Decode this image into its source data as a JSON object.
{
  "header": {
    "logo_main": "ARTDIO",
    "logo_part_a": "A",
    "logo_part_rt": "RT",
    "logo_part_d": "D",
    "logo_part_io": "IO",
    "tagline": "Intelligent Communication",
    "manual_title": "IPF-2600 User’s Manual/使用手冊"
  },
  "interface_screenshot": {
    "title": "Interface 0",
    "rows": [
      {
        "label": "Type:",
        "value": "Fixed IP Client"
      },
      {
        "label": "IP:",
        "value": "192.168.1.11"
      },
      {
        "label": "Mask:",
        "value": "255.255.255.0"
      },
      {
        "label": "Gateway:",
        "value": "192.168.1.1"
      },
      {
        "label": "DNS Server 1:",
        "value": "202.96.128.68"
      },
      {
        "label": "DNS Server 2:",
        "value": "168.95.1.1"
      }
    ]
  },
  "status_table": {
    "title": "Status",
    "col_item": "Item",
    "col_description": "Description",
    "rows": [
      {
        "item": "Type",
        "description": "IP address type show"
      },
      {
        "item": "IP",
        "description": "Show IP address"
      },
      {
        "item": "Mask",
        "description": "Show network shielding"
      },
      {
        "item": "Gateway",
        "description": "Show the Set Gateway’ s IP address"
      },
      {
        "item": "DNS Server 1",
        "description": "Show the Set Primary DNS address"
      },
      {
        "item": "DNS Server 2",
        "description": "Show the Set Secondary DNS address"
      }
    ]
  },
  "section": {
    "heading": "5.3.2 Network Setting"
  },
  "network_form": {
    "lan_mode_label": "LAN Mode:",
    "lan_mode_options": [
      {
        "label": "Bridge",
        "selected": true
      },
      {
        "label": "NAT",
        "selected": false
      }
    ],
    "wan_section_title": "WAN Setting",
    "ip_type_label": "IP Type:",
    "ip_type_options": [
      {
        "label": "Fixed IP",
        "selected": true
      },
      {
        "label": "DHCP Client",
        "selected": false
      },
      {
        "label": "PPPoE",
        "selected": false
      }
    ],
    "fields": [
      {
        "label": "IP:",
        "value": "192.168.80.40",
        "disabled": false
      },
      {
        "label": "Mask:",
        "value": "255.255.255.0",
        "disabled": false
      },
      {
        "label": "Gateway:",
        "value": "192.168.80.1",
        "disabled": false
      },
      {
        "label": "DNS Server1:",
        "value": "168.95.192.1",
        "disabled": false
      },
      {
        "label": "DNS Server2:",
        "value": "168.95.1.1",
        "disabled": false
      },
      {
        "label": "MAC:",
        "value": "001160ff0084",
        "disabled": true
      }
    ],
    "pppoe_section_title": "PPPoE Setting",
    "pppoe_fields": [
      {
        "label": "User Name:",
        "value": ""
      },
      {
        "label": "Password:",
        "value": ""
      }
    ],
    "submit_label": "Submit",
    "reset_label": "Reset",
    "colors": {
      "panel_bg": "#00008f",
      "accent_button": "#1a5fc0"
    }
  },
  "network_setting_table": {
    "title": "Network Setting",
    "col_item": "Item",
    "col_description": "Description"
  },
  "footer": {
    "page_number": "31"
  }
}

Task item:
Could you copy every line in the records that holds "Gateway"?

Result:
        "label": "Gateway:",
        "item": "Gateway",
        "description": "Show the Set Gateway’ s IP address"
        "label": "Gateway:",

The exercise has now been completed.